* _HOW TO COMPLETE THIS TASK_: Search the records below for the string "share", and report each line that contains it.

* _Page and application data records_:

>>>

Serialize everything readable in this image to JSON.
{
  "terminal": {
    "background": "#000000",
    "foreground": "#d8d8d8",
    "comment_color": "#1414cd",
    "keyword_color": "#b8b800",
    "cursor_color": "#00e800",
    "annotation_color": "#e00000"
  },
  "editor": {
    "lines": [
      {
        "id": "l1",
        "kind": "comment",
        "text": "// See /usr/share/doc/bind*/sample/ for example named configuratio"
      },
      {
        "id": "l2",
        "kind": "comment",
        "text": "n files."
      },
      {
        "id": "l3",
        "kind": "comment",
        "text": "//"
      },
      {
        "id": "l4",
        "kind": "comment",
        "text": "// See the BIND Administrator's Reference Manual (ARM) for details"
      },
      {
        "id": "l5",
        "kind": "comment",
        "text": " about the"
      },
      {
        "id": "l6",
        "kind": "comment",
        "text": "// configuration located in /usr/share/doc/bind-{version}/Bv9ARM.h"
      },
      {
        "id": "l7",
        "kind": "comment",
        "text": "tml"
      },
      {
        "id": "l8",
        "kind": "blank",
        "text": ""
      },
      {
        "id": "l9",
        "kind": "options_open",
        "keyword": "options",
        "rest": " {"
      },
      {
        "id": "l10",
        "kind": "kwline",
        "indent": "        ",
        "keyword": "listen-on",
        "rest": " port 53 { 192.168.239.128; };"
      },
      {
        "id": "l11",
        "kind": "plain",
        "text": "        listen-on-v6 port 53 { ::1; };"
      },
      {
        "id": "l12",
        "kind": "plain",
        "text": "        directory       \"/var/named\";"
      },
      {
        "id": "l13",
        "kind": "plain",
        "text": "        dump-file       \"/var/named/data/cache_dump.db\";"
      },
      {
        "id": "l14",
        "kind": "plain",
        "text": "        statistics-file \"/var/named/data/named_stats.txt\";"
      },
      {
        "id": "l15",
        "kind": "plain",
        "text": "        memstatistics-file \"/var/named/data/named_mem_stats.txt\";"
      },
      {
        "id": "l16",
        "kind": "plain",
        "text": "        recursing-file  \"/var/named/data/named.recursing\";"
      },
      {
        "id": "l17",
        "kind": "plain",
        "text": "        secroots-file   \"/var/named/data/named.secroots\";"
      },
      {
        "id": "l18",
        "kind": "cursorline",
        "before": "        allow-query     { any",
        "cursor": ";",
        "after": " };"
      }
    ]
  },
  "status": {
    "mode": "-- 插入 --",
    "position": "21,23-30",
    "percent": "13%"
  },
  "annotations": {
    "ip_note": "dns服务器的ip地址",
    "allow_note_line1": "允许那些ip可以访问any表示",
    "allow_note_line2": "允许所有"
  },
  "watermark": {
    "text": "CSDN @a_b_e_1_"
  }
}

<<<

* _SOLUTION TO THIS PROBLEM_:
        "text": "// See /usr/share/doc/bind*/sample/ for example named configuratio"
        "text": "// configuration located in /usr/share/doc/bind-{version}/Bv9ARM.h"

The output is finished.